Bronze Gods Review
Yes, this yet another book review. I confess to reading more than writing of late – so this is all I have to contribute. At least it is a short read.
Bronze Gods is classed under steampunk – bet you never saw that one coming – and is blessed by its complete lack of zombies! However, steampunk naturally pairs with magic/paranormal in some fashion or another (this could be due to my habit of perusing the SciFi section in book stores) and this is no exception. In this case the husband and wife writing team of A.A. Aguirre selected the fey. I have read a few good things and a few really terrible things involving the fey. This one ranks on the good side.
As I sit here organizing my thoughts I am suddenly struck by how blasé I am regarding the book. It was good. It was enjoyable. Yet, I am not filled with passion. I didn’t love it. I was not consumed by the world depicted in the pages. Why?

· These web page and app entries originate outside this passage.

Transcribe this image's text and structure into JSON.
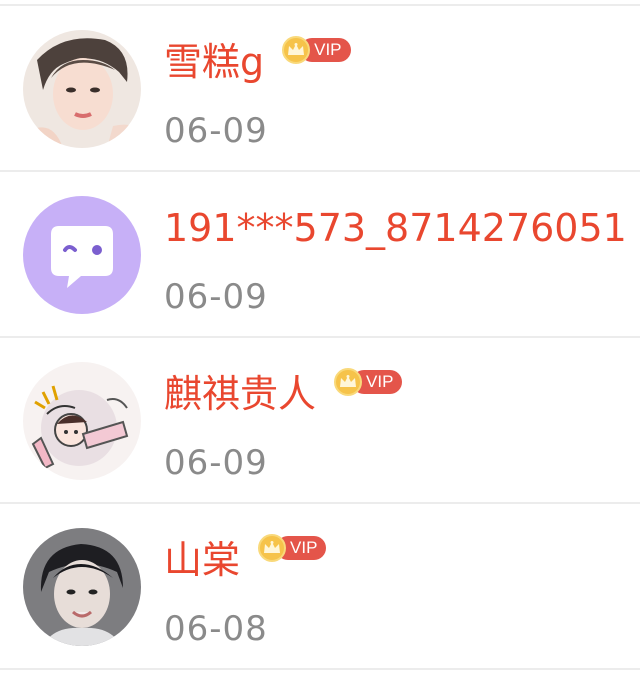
{
  "items": [
    {
      "name": "雪糕g",
      "vip": true,
      "vip_label": "VIP",
      "date": "06-09",
      "avatar": "avatar-photo-young-man"
    },
    {
      "name": "191***573_8714276051",
      "vip": false,
      "date": "06-09",
      "avatar": "default-chat-bubble-avatar"
    },
    {
      "name": "麒祺贵人",
      "vip": true,
      "vip_label": "VIP",
      "date": "06-09",
      "avatar": "anime-sketch-avatar"
    },
    {
      "name": "山棠",
      "vip": true,
      "vip_label": "VIP",
      "date": "06-08",
      "avatar": "avatar-photo-young-man"
    }
  ],
  "colors": {
    "name": "#e9472f",
    "date": "#8a8a8a",
    "vip_badge": "#e4554a",
    "vip_crown": "#f6c34a",
    "default_avatar_bg": "#c7b0f7",
    "divider": "#ececec"
  }
}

The world was good. It was different, a setting that was not London or some version of. In fact, it seemed that they were setting the story in a world completely original – that was until they made a few references to the vikings. Suddenly Hy Breasil is another dimension connected to our world and reality. I found such a small detail strangely disappointing.

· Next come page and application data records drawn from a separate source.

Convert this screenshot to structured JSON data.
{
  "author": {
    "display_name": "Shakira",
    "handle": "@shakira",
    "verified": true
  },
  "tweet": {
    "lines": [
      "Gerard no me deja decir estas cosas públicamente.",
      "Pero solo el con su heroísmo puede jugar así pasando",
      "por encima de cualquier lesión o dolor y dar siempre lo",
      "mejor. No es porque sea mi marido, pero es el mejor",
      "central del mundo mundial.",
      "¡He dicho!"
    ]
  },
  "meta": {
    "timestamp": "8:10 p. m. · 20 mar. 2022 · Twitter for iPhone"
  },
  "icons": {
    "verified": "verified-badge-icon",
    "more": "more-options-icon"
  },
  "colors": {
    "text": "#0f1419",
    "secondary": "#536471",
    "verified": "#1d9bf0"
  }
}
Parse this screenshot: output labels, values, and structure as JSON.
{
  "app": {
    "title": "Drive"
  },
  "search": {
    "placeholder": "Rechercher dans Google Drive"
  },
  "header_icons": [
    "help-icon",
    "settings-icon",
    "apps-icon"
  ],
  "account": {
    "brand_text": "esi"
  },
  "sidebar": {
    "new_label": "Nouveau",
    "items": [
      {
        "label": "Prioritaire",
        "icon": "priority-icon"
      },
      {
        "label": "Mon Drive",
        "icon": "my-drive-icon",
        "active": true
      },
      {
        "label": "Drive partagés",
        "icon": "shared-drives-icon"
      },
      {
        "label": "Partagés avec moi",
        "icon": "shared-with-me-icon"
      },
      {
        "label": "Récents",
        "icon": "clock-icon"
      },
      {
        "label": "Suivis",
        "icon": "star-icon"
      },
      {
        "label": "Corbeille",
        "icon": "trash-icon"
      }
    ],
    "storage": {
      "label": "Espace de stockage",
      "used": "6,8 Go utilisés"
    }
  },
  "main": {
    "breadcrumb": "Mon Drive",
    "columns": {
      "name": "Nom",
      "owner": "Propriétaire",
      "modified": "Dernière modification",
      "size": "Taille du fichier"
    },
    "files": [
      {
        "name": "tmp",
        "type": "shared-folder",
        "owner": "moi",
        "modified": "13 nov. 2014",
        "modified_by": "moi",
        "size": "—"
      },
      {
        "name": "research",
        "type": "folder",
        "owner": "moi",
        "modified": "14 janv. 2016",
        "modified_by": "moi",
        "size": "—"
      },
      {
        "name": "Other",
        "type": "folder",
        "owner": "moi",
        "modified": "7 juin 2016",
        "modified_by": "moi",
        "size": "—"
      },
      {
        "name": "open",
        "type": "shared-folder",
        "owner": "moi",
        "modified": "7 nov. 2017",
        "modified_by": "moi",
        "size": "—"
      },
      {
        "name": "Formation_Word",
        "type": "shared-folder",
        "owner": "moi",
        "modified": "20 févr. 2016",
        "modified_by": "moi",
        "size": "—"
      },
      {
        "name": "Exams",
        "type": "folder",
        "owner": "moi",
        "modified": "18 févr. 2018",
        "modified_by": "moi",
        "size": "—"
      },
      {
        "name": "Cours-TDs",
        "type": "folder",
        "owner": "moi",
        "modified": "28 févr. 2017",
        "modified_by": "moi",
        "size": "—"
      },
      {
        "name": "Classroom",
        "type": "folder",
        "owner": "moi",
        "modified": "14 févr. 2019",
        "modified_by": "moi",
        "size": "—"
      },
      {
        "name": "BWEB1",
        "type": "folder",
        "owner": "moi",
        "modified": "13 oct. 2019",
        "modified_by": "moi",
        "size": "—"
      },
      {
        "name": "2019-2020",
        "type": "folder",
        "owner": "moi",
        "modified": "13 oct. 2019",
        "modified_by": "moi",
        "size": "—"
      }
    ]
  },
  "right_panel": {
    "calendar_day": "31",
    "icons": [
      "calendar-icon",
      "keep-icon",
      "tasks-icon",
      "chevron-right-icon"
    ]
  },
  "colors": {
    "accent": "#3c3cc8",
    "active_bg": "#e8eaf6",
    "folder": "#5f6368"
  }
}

While Hy Breasil was filled with clockwork creations it felt largely modern in design and function – well, near recent. There were a few things, the description of clothing and the structure of society that maintained a link to more historic periods. Over all, the development of technologies and their implementations in the world gave it a more current feel.
The characters, the two lead detectives were interesting and fun – and yet. Mikani and Ritsuko had been partners for three years prior to our introduction to them. In all that time they seemed to have communicated almost nothing about themselves to their partner. It was strange the way they worked well together, yet felt as though this was their first case as a team. In three years, Ritsuko never asked Mikani about his family? It is not until the reader joins this duo that they commence discussions about their personal lives. No doubt many will rave about the chemistry between the two characters – and most days I would too. Except it seems conveniently sudden and largely unprofessional. As stated, they have been working together for three years already.
However, the biggest reason I would say this book is good but not great relates to the ending. Yes they catch the bad guy (and yes, I called it well before the end), but the last page clearly states this was only a minor boss. The big boss has not yet been revelled – please level up before proceeding to the next dungeon. Sigh. Why could this not be a single, self-contained plot? One of a series of cases that are not directly related to each other? Or at the very least don’t appear connected to begin with.
There are a few things I am still uncertain about in the story itself. Can you call them plot holes when the main characters point out that inconsistances implicate a different master mind? One occurs when the suspicious man demands the list from a mob boss – how did he know about the list of names? Second, how did no one notice the old House family did not die off as otherwise believed?
I fear any sequels will drift to the magical and illogical. I foresee this series rapidly entering the circus of stupid. Either I am correct in identifying Miss Wright’s father as the master manipulator and everything is blindinly obvious. Or the authors will attempt to suprise and astound us with cunning misdirection that ultimately ruins the flow of the story.
In summary, a good first book – not a great one – and beware of the sequel. It is apt to be dumb.